===== Records shown =====

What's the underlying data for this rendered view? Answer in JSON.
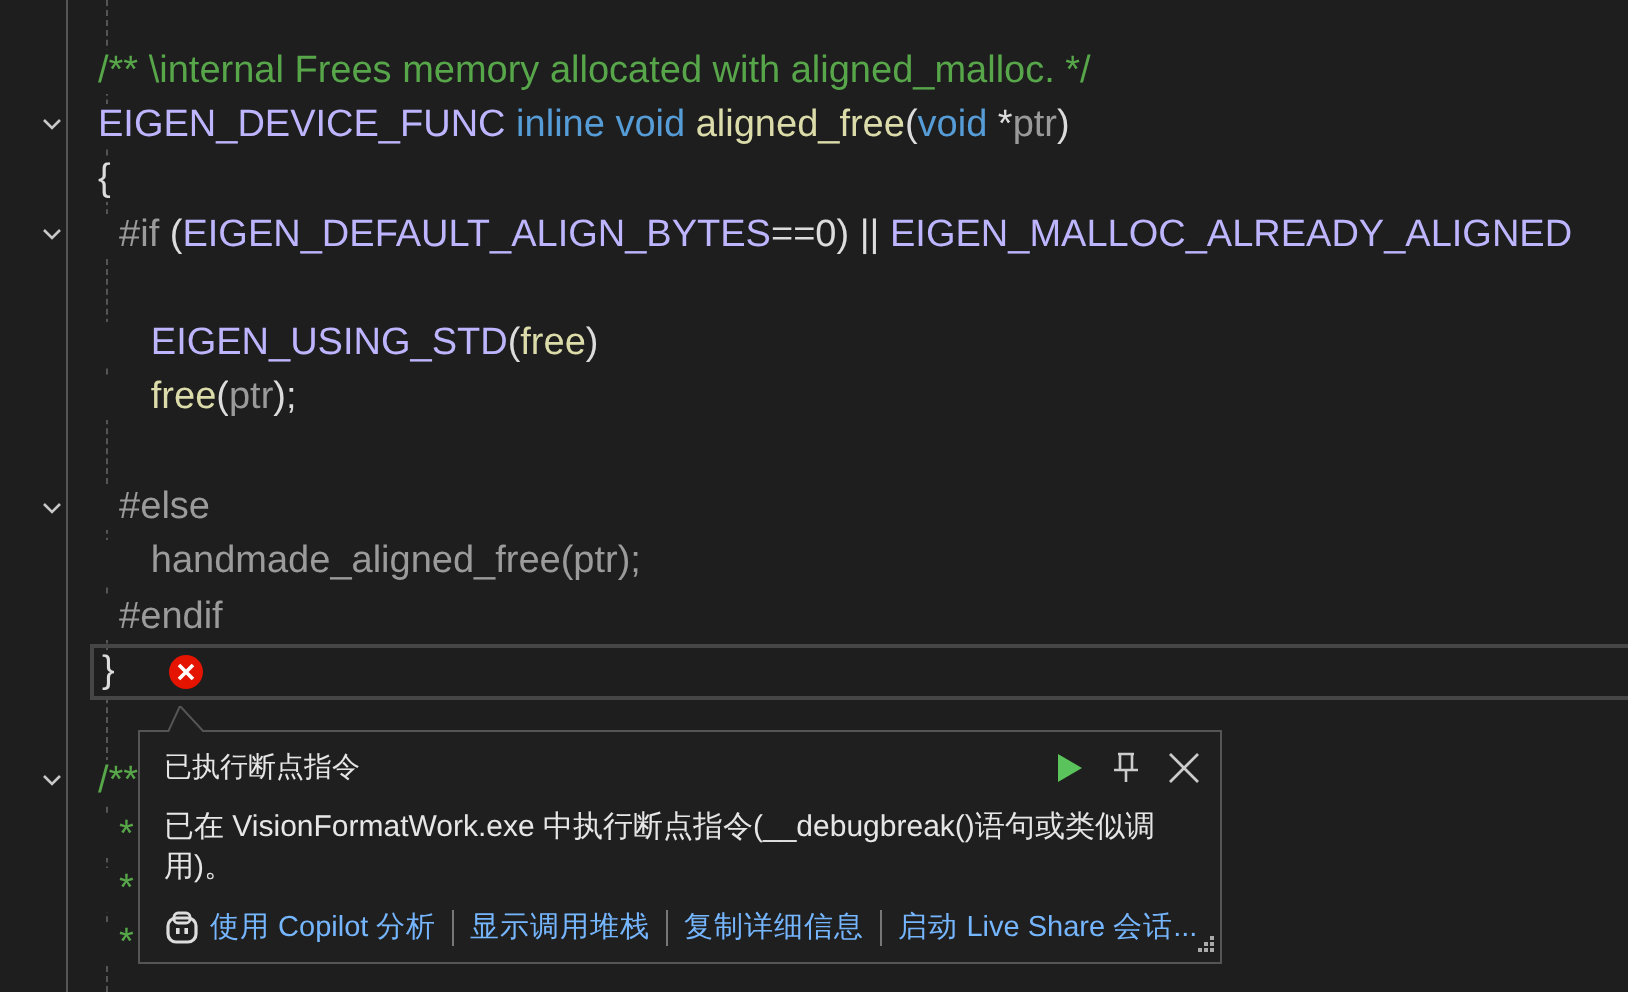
{
  "editor": {
    "lines": [
      {
        "kind": "code",
        "fold": false,
        "current": false,
        "segments": [
          {
            "kind": "comment",
            "text": "/** \\internal Frees memory allocated with aligned_malloc. */"
          }
        ]
      },
      {
        "kind": "code",
        "fold": true,
        "current": false,
        "segments": [
          {
            "kind": "macro",
            "text": "EIGEN_DEVICE_FUNC"
          },
          {
            "kind": "keyword",
            "text": " inline"
          },
          {
            "kind": "keyword",
            "text": " void"
          },
          {
            "kind": "function",
            "text": " aligned_free"
          },
          {
            "kind": "plain",
            "text": "("
          },
          {
            "kind": "keyword",
            "text": "void"
          },
          {
            "kind": "plain",
            "text": " *"
          },
          {
            "kind": "param",
            "text": "ptr"
          },
          {
            "kind": "plain",
            "text": ")"
          }
        ]
      },
      {
        "kind": "code",
        "fold": false,
        "current": false,
        "segments": [
          {
            "kind": "plain",
            "text": "{"
          }
        ]
      },
      {
        "kind": "code",
        "fold": true,
        "current": false,
        "segments": [
          {
            "kind": "preproc",
            "text": "  #if"
          },
          {
            "kind": "plain",
            "text": " ("
          },
          {
            "kind": "macro",
            "text": "EIGEN_DEFAULT_ALIGN_BYTES"
          },
          {
            "kind": "plain",
            "text": "==0) || "
          },
          {
            "kind": "macro",
            "text": "EIGEN_MALLOC_ALREADY_ALIGNED"
          }
        ]
      },
      {
        "kind": "blank"
      },
      {
        "kind": "code",
        "fold": false,
        "current": false,
        "segments": [
          {
            "kind": "macro",
            "text": "     EIGEN_USING_STD"
          },
          {
            "kind": "plain",
            "text": "("
          },
          {
            "kind": "function",
            "text": "free"
          },
          {
            "kind": "plain",
            "text": ")"
          }
        ]
      },
      {
        "kind": "code",
        "fold": false,
        "current": false,
        "segments": [
          {
            "kind": "function",
            "text": "     free"
          },
          {
            "kind": "plain",
            "text": "("
          },
          {
            "kind": "param",
            "text": "ptr"
          },
          {
            "kind": "plain",
            "text": ");"
          }
        ]
      },
      {
        "kind": "blank"
      },
      {
        "kind": "code",
        "fold": true,
        "current": false,
        "segments": [
          {
            "kind": "preproc",
            "text": "  #else"
          }
        ]
      },
      {
        "kind": "code",
        "fold": false,
        "current": false,
        "segments": [
          {
            "kind": "inactive",
            "text": "     handmade_aligned_free(ptr);"
          }
        ]
      },
      {
        "kind": "code",
        "fold": false,
        "current": false,
        "segments": [
          {
            "kind": "preproc",
            "text": "  #endif"
          }
        ]
      },
      {
        "kind": "code",
        "fold": false,
        "current": true,
        "segments": [
          {
            "kind": "plain",
            "text": "}"
          }
        ]
      },
      {
        "kind": "blank"
      },
      {
        "kind": "code",
        "fold": true,
        "current": false,
        "segments": [
          {
            "kind": "comment",
            "text": "/**"
          }
        ]
      },
      {
        "kind": "code",
        "fold": false,
        "current": false,
        "segments": [
          {
            "kind": "comment",
            "text": "  *"
          }
        ]
      },
      {
        "kind": "code",
        "fold": false,
        "current": false,
        "segments": [
          {
            "kind": "comment",
            "text": "  *"
          }
        ]
      },
      {
        "kind": "code",
        "fold": false,
        "current": false,
        "segments": [
          {
            "kind": "comment",
            "text": "  *"
          }
        ]
      }
    ]
  },
  "exception": {
    "title": "已执行断点指令",
    "message": "已在 VisionFormatWork.exe 中执行断点指令(__debugbreak()语句或类似调用)。",
    "links": [
      "使用 Copilot 分析",
      "显示调用堆栈",
      "复制详细信息",
      "启动 Live Share 会话..."
    ]
  }
}
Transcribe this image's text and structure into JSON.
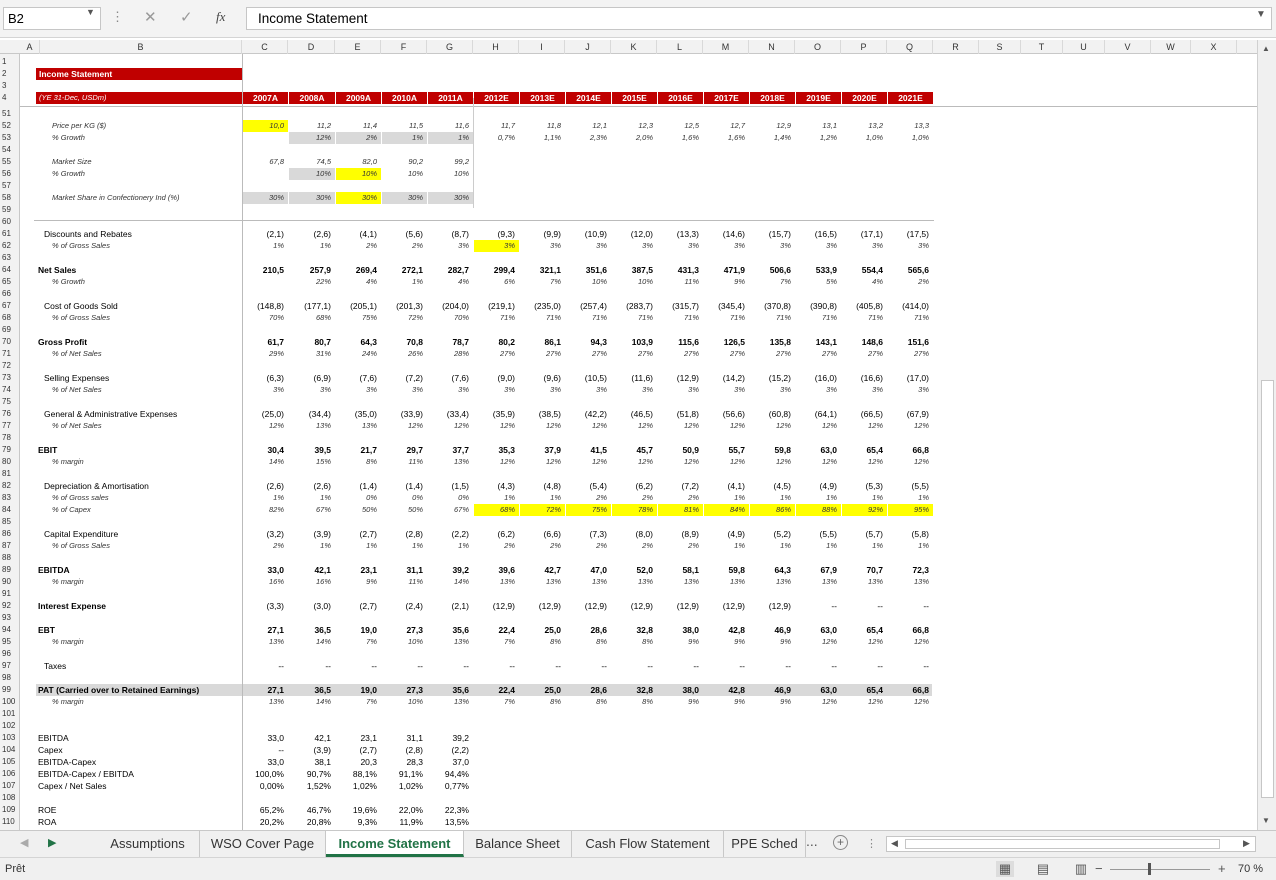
{
  "formula_bar": {
    "name_box": "B2",
    "formula": "Income Statement"
  },
  "columns": [
    "A",
    "B",
    "C",
    "D",
    "E",
    "F",
    "G",
    "H",
    "I",
    "J",
    "K",
    "L",
    "M",
    "N",
    "O",
    "P",
    "Q",
    "R",
    "S",
    "T",
    "U",
    "V",
    "W",
    "X"
  ],
  "header": {
    "title": "Income Statement",
    "units": "(YE 31-Dec, USDm)",
    "years": [
      "2007A",
      "2008A",
      "2009A",
      "2010A",
      "2011A",
      "2012E",
      "2013E",
      "2014E",
      "2015E",
      "2016E",
      "2017E",
      "2018E",
      "2019E",
      "2020E",
      "2021E"
    ]
  },
  "rows": [
    {
      "n": "51",
      "label": "",
      "style": "none",
      "vals": []
    },
    {
      "n": "52",
      "label": "Price per KG ($)",
      "style": "it",
      "vals": [
        "10,0",
        "11,2",
        "11,4",
        "11,5",
        "11,6",
        "11,7",
        "11,8",
        "12,1",
        "12,3",
        "12,5",
        "12,7",
        "12,9",
        "13,1",
        "13,2",
        "13,3"
      ],
      "hl": {
        "0": "yl"
      }
    },
    {
      "n": "53",
      "label": "% Growth",
      "style": "it",
      "vals": [
        "",
        "12%",
        "2%",
        "1%",
        "1%",
        "0,7%",
        "1,1%",
        "2,3%",
        "2,0%",
        "1,6%",
        "1,6%",
        "1,4%",
        "1,2%",
        "1,0%",
        "1,0%"
      ],
      "hl": {
        "1": "gy",
        "2": "gy",
        "3": "gy",
        "4": "gy"
      }
    },
    {
      "n": "54",
      "label": "",
      "style": "none",
      "vals": []
    },
    {
      "n": "55",
      "label": "Market Size",
      "style": "it",
      "vals": [
        "67,8",
        "74,5",
        "82,0",
        "90,2",
        "99,2"
      ]
    },
    {
      "n": "56",
      "label": "% Growth",
      "style": "it",
      "vals": [
        "",
        "10%",
        "10%",
        "10%",
        "10%"
      ],
      "hl": {
        "1": "gy",
        "2": "yl"
      }
    },
    {
      "n": "57",
      "label": "",
      "style": "none",
      "vals": []
    },
    {
      "n": "58",
      "label": "Market Share in Confectionery Ind (%)",
      "style": "it",
      "vals": [
        "30%",
        "30%",
        "30%",
        "30%",
        "30%"
      ],
      "hl": {
        "0": "gy",
        "1": "gy",
        "2": "yl",
        "3": "gy",
        "4": "gy"
      }
    },
    {
      "n": "59",
      "label": "",
      "style": "none",
      "vals": []
    },
    {
      "n": "60",
      "label": "",
      "style": "none",
      "vals": []
    },
    {
      "n": "61",
      "label": "Discounts and Rebates",
      "style": "n",
      "vals": [
        "(2,1)",
        "(2,6)",
        "(4,1)",
        "(5,6)",
        "(8,7)",
        "(9,3)",
        "(9,9)",
        "(10,9)",
        "(12,0)",
        "(13,3)",
        "(14,6)",
        "(15,7)",
        "(16,5)",
        "(17,1)",
        "(17,5)"
      ]
    },
    {
      "n": "62",
      "label": "% of Gross Sales",
      "style": "it",
      "vals": [
        "1%",
        "1%",
        "2%",
        "2%",
        "3%",
        "3%",
        "3%",
        "3%",
        "3%",
        "3%",
        "3%",
        "3%",
        "3%",
        "3%",
        "3%"
      ],
      "hl": {
        "5": "yl"
      }
    },
    {
      "n": "63",
      "label": "",
      "style": "none",
      "vals": []
    },
    {
      "n": "64",
      "label": "Net Sales",
      "style": "b",
      "vals": [
        "210,5",
        "257,9",
        "269,4",
        "272,1",
        "282,7",
        "299,4",
        "321,1",
        "351,6",
        "387,5",
        "431,3",
        "471,9",
        "506,6",
        "533,9",
        "554,4",
        "565,6"
      ]
    },
    {
      "n": "65",
      "label": "% Growth",
      "style": "it",
      "vals": [
        "",
        "22%",
        "4%",
        "1%",
        "4%",
        "6%",
        "7%",
        "10%",
        "10%",
        "11%",
        "9%",
        "7%",
        "5%",
        "4%",
        "2%"
      ]
    },
    {
      "n": "66",
      "label": "",
      "style": "none",
      "vals": []
    },
    {
      "n": "67",
      "label": "Cost of Goods Sold",
      "style": "n",
      "vals": [
        "(148,8)",
        "(177,1)",
        "(205,1)",
        "(201,3)",
        "(204,0)",
        "(219,1)",
        "(235,0)",
        "(257,4)",
        "(283,7)",
        "(315,7)",
        "(345,4)",
        "(370,8)",
        "(390,8)",
        "(405,8)",
        "(414,0)"
      ]
    },
    {
      "n": "68",
      "label": "% of Gross Sales",
      "style": "it",
      "vals": [
        "70%",
        "68%",
        "75%",
        "72%",
        "70%",
        "71%",
        "71%",
        "71%",
        "71%",
        "71%",
        "71%",
        "71%",
        "71%",
        "71%",
        "71%"
      ]
    },
    {
      "n": "69",
      "label": "",
      "style": "none",
      "vals": []
    },
    {
      "n": "70",
      "label": "Gross Profit",
      "style": "b",
      "vals": [
        "61,7",
        "80,7",
        "64,3",
        "70,8",
        "78,7",
        "80,2",
        "86,1",
        "94,3",
        "103,9",
        "115,6",
        "126,5",
        "135,8",
        "143,1",
        "148,6",
        "151,6"
      ]
    },
    {
      "n": "71",
      "label": "% of Net Sales",
      "style": "it",
      "vals": [
        "29%",
        "31%",
        "24%",
        "26%",
        "28%",
        "27%",
        "27%",
        "27%",
        "27%",
        "27%",
        "27%",
        "27%",
        "27%",
        "27%",
        "27%"
      ]
    },
    {
      "n": "72",
      "label": "",
      "style": "none",
      "vals": []
    },
    {
      "n": "73",
      "label": "Selling Expenses",
      "style": "n",
      "vals": [
        "(6,3)",
        "(6,9)",
        "(7,6)",
        "(7,2)",
        "(7,6)",
        "(9,0)",
        "(9,6)",
        "(10,5)",
        "(11,6)",
        "(12,9)",
        "(14,2)",
        "(15,2)",
        "(16,0)",
        "(16,6)",
        "(17,0)"
      ]
    },
    {
      "n": "74",
      "label": "% of Net Sales",
      "style": "it",
      "vals": [
        "3%",
        "3%",
        "3%",
        "3%",
        "3%",
        "3%",
        "3%",
        "3%",
        "3%",
        "3%",
        "3%",
        "3%",
        "3%",
        "3%",
        "3%"
      ]
    },
    {
      "n": "75",
      "label": "",
      "style": "none",
      "vals": []
    },
    {
      "n": "76",
      "label": "General & Administrative Expenses",
      "style": "n",
      "vals": [
        "(25,0)",
        "(34,4)",
        "(35,0)",
        "(33,9)",
        "(33,4)",
        "(35,9)",
        "(38,5)",
        "(42,2)",
        "(46,5)",
        "(51,8)",
        "(56,6)",
        "(60,8)",
        "(64,1)",
        "(66,5)",
        "(67,9)"
      ]
    },
    {
      "n": "77",
      "label": "% of Net Sales",
      "style": "it",
      "vals": [
        "12%",
        "13%",
        "13%",
        "12%",
        "12%",
        "12%",
        "12%",
        "12%",
        "12%",
        "12%",
        "12%",
        "12%",
        "12%",
        "12%",
        "12%"
      ]
    },
    {
      "n": "78",
      "label": "",
      "style": "none",
      "vals": []
    },
    {
      "n": "79",
      "label": "EBIT",
      "style": "b",
      "vals": [
        "30,4",
        "39,5",
        "21,7",
        "29,7",
        "37,7",
        "35,3",
        "37,9",
        "41,5",
        "45,7",
        "50,9",
        "55,7",
        "59,8",
        "63,0",
        "65,4",
        "66,8"
      ]
    },
    {
      "n": "80",
      "label": "% margin",
      "style": "it",
      "vals": [
        "14%",
        "15%",
        "8%",
        "11%",
        "13%",
        "12%",
        "12%",
        "12%",
        "12%",
        "12%",
        "12%",
        "12%",
        "12%",
        "12%",
        "12%"
      ]
    },
    {
      "n": "81",
      "label": "",
      "style": "none",
      "vals": []
    },
    {
      "n": "82",
      "label": "Depreciation & Amortisation",
      "style": "n",
      "vals": [
        "(2,6)",
        "(2,6)",
        "(1,4)",
        "(1,4)",
        "(1,5)",
        "(4,3)",
        "(4,8)",
        "(5,4)",
        "(6,2)",
        "(7,2)",
        "(4,1)",
        "(4,5)",
        "(4,9)",
        "(5,3)",
        "(5,5)"
      ]
    },
    {
      "n": "83",
      "label": "% of Gross sales",
      "style": "it",
      "vals": [
        "1%",
        "1%",
        "0%",
        "0%",
        "0%",
        "1%",
        "1%",
        "2%",
        "2%",
        "2%",
        "1%",
        "1%",
        "1%",
        "1%",
        "1%"
      ]
    },
    {
      "n": "84",
      "label": "% of Capex",
      "style": "it",
      "vals": [
        "82%",
        "67%",
        "50%",
        "50%",
        "67%",
        "68%",
        "72%",
        "75%",
        "78%",
        "81%",
        "84%",
        "86%",
        "88%",
        "92%",
        "95%"
      ],
      "hl": {
        "5": "yl",
        "6": "yl",
        "7": "yl",
        "8": "yl",
        "9": "yl",
        "10": "yl",
        "11": "yl",
        "12": "yl",
        "13": "yl",
        "14": "yl"
      }
    },
    {
      "n": "85",
      "label": "",
      "style": "none",
      "vals": []
    },
    {
      "n": "86",
      "label": "Capital Expenditure",
      "style": "n",
      "vals": [
        "(3,2)",
        "(3,9)",
        "(2,7)",
        "(2,8)",
        "(2,2)",
        "(6,2)",
        "(6,6)",
        "(7,3)",
        "(8,0)",
        "(8,9)",
        "(4,9)",
        "(5,2)",
        "(5,5)",
        "(5,7)",
        "(5,8)"
      ]
    },
    {
      "n": "87",
      "label": "% of Gross Sales",
      "style": "it",
      "vals": [
        "2%",
        "1%",
        "1%",
        "1%",
        "1%",
        "2%",
        "2%",
        "2%",
        "2%",
        "2%",
        "1%",
        "1%",
        "1%",
        "1%",
        "1%"
      ]
    },
    {
      "n": "88",
      "label": "",
      "style": "none",
      "vals": []
    },
    {
      "n": "89",
      "label": "EBITDA",
      "style": "b",
      "vals": [
        "33,0",
        "42,1",
        "23,1",
        "31,1",
        "39,2",
        "39,6",
        "42,7",
        "47,0",
        "52,0",
        "58,1",
        "59,8",
        "64,3",
        "67,9",
        "70,7",
        "72,3"
      ]
    },
    {
      "n": "90",
      "label": "% margin",
      "style": "it",
      "vals": [
        "16%",
        "16%",
        "9%",
        "11%",
        "14%",
        "13%",
        "13%",
        "13%",
        "13%",
        "13%",
        "13%",
        "13%",
        "13%",
        "13%",
        "13%"
      ]
    },
    {
      "n": "91",
      "label": "",
      "style": "none",
      "vals": []
    },
    {
      "n": "92",
      "label": "Interest Expense",
      "style": "b",
      "vals": [
        "(3,3)",
        "(3,0)",
        "(2,7)",
        "(2,4)",
        "(2,1)",
        "(12,9)",
        "(12,9)",
        "(12,9)",
        "(12,9)",
        "(12,9)",
        "(12,9)",
        "(12,9)",
        "--",
        "--",
        "--"
      ],
      "nb": true
    },
    {
      "n": "93",
      "label": "",
      "style": "none",
      "vals": []
    },
    {
      "n": "94",
      "label": "EBT",
      "style": "b",
      "vals": [
        "27,1",
        "36,5",
        "19,0",
        "27,3",
        "35,6",
        "22,4",
        "25,0",
        "28,6",
        "32,8",
        "38,0",
        "42,8",
        "46,9",
        "63,0",
        "65,4",
        "66,8"
      ]
    },
    {
      "n": "95",
      "label": "% margin",
      "style": "it",
      "vals": [
        "13%",
        "14%",
        "7%",
        "10%",
        "13%",
        "7%",
        "8%",
        "8%",
        "8%",
        "9%",
        "9%",
        "9%",
        "12%",
        "12%",
        "12%"
      ]
    },
    {
      "n": "96",
      "label": "",
      "style": "none",
      "vals": []
    },
    {
      "n": "97",
      "label": "Taxes",
      "style": "n",
      "vals": [
        "--",
        "--",
        "--",
        "--",
        "--",
        "--",
        "--",
        "--",
        "--",
        "--",
        "--",
        "--",
        "--",
        "--",
        "--"
      ]
    },
    {
      "n": "98",
      "label": "",
      "style": "none",
      "vals": []
    },
    {
      "n": "99",
      "label": "PAT (Carried over to Retained Earnings)",
      "style": "pat",
      "vals": [
        "27,1",
        "36,5",
        "19,0",
        "27,3",
        "35,6",
        "22,4",
        "25,0",
        "28,6",
        "32,8",
        "38,0",
        "42,8",
        "46,9",
        "63,0",
        "65,4",
        "66,8"
      ]
    },
    {
      "n": "100",
      "label": "% margin",
      "style": "it",
      "vals": [
        "13%",
        "14%",
        "7%",
        "10%",
        "13%",
        "7%",
        "8%",
        "8%",
        "8%",
        "9%",
        "9%",
        "9%",
        "12%",
        "12%",
        "12%"
      ]
    },
    {
      "n": "101",
      "label": "",
      "style": "none",
      "vals": []
    },
    {
      "n": "102",
      "label": "",
      "style": "none",
      "vals": []
    },
    {
      "n": "103",
      "label": "EBITDA",
      "style": "s",
      "vals": [
        "33,0",
        "42,1",
        "23,1",
        "31,1",
        "39,2"
      ]
    },
    {
      "n": "104",
      "label": "Capex",
      "style": "s",
      "vals": [
        "--",
        "(3,9)",
        "(2,7)",
        "(2,8)",
        "(2,2)"
      ]
    },
    {
      "n": "105",
      "label": "EBITDA-Capex",
      "style": "s",
      "vals": [
        "33,0",
        "38,1",
        "20,3",
        "28,3",
        "37,0"
      ]
    },
    {
      "n": "106",
      "label": "EBITDA-Capex / EBITDA",
      "style": "s",
      "vals": [
        "100,0%",
        "90,7%",
        "88,1%",
        "91,1%",
        "94,4%"
      ]
    },
    {
      "n": "107",
      "label": "Capex / Net Sales",
      "style": "s",
      "vals": [
        "0,00%",
        "1,52%",
        "1,02%",
        "1,02%",
        "0,77%"
      ]
    },
    {
      "n": "108",
      "label": "",
      "style": "none",
      "vals": []
    },
    {
      "n": "109",
      "label": "ROE",
      "style": "s",
      "vals": [
        "65,2%",
        "46,7%",
        "19,6%",
        "22,0%",
        "22,3%"
      ]
    },
    {
      "n": "110",
      "label": "ROA",
      "style": "s",
      "vals": [
        "20,2%",
        "20,8%",
        "9,3%",
        "11,9%",
        "13,5%"
      ]
    }
  ],
  "tabs": [
    "Assumptions",
    "WSO Cover Page",
    "Income Statement",
    "Balance Sheet",
    "Cash Flow Statement",
    "PPE Sched"
  ],
  "tab_more": "...",
  "active_tab": "Income Statement",
  "status": {
    "ready": "Prêt",
    "zoom": "70 %"
  },
  "colors": {
    "header_red": "#c00000",
    "highlight": "#ffff00",
    "grey": "#d9d9d9",
    "excel_green": "#217346"
  }
}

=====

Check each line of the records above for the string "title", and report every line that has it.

## Output below
    "title": "已执行断点指令",
    "title": "Income Statement",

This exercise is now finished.